You want to join a video game training program and you are not yet familiar with the world of Tech Art?
Here is a small introduction to Tech Art and to the job of Technical Artist that will help you to demystify a discipline that is still unknown to the public but so essential and in high demand by the studios.
Tech Art in a nutshell
Tech Art was born in the 2000s to meet a growing need in studios. As the game development process became more complex, with larger budgets and growing teams, it was essential to bridge the gap between programming and art. This is how the term Technical Artist began to spread in the late 2010s.
The Technical Artist helps bring the art team’s designs or animations to life. He is involved in video games, animated films, AR/VR experiences or visual effects for live action films…He is there to balance the creative freedom of an artist to be realistic in a game or film. It creates the skeletal functions that allow movement, action, destruction, interaction with the environment and many other elements that make the game come alive.
The Technical Artist is an important member of the team that bridges the gap between the artist, the designer, and the programmer, who develops the game code. By hiring a technical artist, the studio can divide the workload of developing, maintaining and creating the game’s tools between the technical artists and the programmers.
Due to their highly specialized expertise, which is rare on the job market, Technical Artists are highly sought after.
Let’s dive into the specifics of the activity of a Technical Artist
Technical Artists can work in a wide variety of fields, but they tend to focus on one or more of the following disciplines:
One of the main tasks of a Technical Artist is to add detail to the graphics to make them look more realistic when they are in motion. This process of making 3D models move is called rigging. Ripping can be used to bring all sorts of moving things to life, from characters to animals to spaceships. It basically involves placing a moving “bone” in a model so that every limb and part of the model is able to move. These are the points that tell your software which parts of a character should move and which should not. This process can be very time consuming, and Technical Artists often build tools to speed up the rigging process.
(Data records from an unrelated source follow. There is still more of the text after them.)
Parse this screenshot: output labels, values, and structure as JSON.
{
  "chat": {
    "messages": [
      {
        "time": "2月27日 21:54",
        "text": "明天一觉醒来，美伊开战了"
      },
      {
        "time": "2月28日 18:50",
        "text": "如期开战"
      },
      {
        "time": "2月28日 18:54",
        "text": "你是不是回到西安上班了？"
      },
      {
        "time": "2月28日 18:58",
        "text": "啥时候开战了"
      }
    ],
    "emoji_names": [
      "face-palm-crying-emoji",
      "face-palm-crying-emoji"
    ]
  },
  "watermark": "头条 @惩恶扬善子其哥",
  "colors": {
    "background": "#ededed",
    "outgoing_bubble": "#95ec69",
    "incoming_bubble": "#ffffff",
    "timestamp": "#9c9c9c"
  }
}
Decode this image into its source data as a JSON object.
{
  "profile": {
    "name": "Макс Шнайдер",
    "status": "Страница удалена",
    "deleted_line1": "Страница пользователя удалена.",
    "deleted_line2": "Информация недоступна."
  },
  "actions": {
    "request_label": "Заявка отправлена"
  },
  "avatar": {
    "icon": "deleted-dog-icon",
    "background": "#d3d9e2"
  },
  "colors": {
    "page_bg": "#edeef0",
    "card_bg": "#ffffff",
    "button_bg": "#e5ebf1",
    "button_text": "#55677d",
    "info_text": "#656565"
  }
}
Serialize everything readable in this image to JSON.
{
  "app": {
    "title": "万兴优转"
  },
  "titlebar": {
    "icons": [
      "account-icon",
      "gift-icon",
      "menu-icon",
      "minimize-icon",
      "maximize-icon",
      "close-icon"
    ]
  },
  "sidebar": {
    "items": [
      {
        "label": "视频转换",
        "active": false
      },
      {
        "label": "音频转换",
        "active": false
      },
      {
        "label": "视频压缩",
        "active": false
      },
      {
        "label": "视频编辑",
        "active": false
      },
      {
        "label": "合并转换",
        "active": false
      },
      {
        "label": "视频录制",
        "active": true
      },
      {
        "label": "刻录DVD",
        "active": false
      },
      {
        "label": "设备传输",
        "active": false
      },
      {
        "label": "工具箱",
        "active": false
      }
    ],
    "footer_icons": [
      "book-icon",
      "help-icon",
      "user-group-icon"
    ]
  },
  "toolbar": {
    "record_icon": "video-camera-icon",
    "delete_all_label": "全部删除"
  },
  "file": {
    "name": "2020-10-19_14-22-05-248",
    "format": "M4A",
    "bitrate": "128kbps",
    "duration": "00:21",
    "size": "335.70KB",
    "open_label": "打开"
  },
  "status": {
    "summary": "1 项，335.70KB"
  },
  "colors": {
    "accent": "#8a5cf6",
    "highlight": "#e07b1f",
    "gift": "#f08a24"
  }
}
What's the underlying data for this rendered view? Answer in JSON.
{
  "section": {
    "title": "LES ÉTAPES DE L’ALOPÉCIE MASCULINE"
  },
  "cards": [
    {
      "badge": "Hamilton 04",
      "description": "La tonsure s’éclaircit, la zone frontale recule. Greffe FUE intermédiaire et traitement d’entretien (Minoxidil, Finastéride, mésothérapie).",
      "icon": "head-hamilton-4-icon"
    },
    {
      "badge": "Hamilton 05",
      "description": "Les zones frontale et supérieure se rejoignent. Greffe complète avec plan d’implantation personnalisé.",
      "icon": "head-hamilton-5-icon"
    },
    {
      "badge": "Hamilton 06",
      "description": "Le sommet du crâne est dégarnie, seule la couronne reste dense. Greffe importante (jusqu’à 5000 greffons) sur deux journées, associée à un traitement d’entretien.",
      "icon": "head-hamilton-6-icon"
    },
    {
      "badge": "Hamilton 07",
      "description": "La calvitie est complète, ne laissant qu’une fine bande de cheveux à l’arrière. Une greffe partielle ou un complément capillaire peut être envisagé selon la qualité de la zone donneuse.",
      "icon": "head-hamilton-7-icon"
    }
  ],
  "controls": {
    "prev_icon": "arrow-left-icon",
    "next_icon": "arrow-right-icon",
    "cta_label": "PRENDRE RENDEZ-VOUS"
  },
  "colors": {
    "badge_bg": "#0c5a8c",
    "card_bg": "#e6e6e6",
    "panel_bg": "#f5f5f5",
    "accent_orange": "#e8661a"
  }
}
Source : God Of War, Sony Santa Monica, (2018)
A shader is a piece of computer code usually used to define how a surface will be rendered. It takes input data (textures, vertices, viewing angles, etc.), modifies it, and then tells the game’s renderer to render it. Shaders can do many effects: shadows, metallic effect, light reflections, roughness, diffuse light…
The Technical Artist can use shaders as a preset of a specific material, such as a grass field or a paved road, to quickly add and enhance the game’s visuals. It is common for most Technical Artists to specialize in the creation and use of shaders. Shaders can quickly improve the visual appearance of an environment, saving the art department time to work on critical set elements.
Games aren’t the same if we can’t get mind-blowing explosions, fireballs or awesome zombie deaths. Technical Artists understand how to use particles, decals, glows, flowers and other things to create explosions, clouds, skies, water and other visual effects that make those awesome moments happen.
Lighting is an essential element in the creation of realistic scenes and therefore in the profession of Technical Artist. In games, lighting effects can change the whole perception of a scene. For example, a night scene will require precise lighting, just enough to create a suspenseful background.
The art pipeline is essentially the process of building a video game from conception to completion. The process consists of 4 stages: concept, pre-production, production, and post-production. The pipeline helps organize the workflow (think of a big Trello) so that everyone is aware of the work they need to turn in and the deadlines. The pipeline helps manage the budget and schedule, and reduce bottlenecks and inefficiencies.
Generally speaking, the Technical Artist must be able to design and develop all the artistic pipelines needed for the game. In this sense, part of the Technical Artist’s role is to be a pipeline and systems architect.
Becoming a Technical Artist
Rubika Montreal is one of the few schools to offer a three-year Tech Art program. Technical and demanding, the training places students in conditions similar to those of a professional studio. Students learn to create video game projects by mastering both the creative aspect (creation of procedural materials, shaders, particle systems, special effects, game dressing, etc.) and the technical dimension (rigging, programming, integration, etc.). Beyond the technical knowledge, students learn to work in a team and to supervise all the production stages.
see also : the tech-artist